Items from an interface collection
=== Begin Enclosure ===
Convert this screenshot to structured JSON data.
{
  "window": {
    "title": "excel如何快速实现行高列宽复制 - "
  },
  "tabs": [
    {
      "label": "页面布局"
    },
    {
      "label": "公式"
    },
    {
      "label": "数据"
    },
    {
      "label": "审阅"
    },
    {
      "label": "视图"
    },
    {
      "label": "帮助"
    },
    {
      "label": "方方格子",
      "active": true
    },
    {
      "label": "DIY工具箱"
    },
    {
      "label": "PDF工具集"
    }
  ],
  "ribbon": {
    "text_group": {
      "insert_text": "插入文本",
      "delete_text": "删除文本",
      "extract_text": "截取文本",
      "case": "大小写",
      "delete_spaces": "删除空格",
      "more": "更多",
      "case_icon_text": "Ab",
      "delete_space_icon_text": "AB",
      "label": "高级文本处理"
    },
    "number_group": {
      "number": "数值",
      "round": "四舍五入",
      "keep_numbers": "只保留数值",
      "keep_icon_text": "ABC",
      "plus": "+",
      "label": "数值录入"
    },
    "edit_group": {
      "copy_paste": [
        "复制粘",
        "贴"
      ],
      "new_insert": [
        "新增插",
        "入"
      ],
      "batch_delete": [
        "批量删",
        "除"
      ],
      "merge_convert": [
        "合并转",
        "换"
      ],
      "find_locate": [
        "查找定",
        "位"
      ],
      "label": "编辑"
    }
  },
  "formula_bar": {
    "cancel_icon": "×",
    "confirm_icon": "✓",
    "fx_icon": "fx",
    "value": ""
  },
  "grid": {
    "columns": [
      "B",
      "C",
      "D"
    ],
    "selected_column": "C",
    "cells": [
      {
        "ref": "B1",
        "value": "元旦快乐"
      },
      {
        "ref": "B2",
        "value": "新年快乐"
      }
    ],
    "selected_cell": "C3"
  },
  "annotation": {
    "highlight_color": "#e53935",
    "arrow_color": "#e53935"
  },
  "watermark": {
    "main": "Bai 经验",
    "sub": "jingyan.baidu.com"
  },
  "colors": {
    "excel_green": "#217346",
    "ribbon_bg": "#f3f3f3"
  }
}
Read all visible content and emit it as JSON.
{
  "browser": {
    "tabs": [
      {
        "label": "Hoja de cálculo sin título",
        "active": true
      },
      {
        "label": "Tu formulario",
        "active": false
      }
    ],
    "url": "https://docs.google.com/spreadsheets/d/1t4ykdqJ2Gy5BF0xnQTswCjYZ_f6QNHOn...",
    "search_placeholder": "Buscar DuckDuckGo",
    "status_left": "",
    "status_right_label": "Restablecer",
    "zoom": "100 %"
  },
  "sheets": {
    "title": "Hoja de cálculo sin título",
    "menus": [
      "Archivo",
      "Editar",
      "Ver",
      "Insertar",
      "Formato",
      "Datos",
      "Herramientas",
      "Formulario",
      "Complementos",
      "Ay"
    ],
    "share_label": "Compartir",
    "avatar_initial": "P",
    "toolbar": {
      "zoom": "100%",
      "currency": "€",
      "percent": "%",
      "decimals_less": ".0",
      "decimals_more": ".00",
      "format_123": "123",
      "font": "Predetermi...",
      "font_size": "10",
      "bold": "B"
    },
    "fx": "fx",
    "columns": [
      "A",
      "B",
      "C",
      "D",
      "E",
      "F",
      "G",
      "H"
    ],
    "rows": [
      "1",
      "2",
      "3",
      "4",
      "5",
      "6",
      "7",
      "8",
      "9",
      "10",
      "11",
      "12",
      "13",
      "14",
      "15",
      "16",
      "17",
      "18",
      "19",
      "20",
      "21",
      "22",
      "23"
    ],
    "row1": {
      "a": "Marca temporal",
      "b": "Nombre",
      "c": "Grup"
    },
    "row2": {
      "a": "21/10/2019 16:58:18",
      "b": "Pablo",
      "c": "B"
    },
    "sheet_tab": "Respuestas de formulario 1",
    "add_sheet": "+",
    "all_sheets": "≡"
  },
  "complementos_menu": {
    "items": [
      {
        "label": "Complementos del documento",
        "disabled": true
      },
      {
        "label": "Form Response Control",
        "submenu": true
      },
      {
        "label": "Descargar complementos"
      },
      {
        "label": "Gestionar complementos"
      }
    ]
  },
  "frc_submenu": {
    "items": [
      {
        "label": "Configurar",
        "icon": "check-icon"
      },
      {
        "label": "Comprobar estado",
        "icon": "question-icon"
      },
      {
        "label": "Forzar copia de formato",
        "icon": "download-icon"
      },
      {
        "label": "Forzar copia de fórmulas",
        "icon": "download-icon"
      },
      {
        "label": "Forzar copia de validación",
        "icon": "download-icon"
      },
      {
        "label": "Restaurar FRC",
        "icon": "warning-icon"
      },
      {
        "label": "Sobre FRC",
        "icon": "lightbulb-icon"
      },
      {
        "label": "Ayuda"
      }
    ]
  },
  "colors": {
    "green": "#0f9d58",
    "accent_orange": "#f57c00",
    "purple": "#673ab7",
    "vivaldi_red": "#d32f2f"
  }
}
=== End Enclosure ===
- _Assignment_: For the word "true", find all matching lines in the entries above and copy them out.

- _Written solution_:
      "active": true
        "active": true
        "disabled": true
        "submenu": true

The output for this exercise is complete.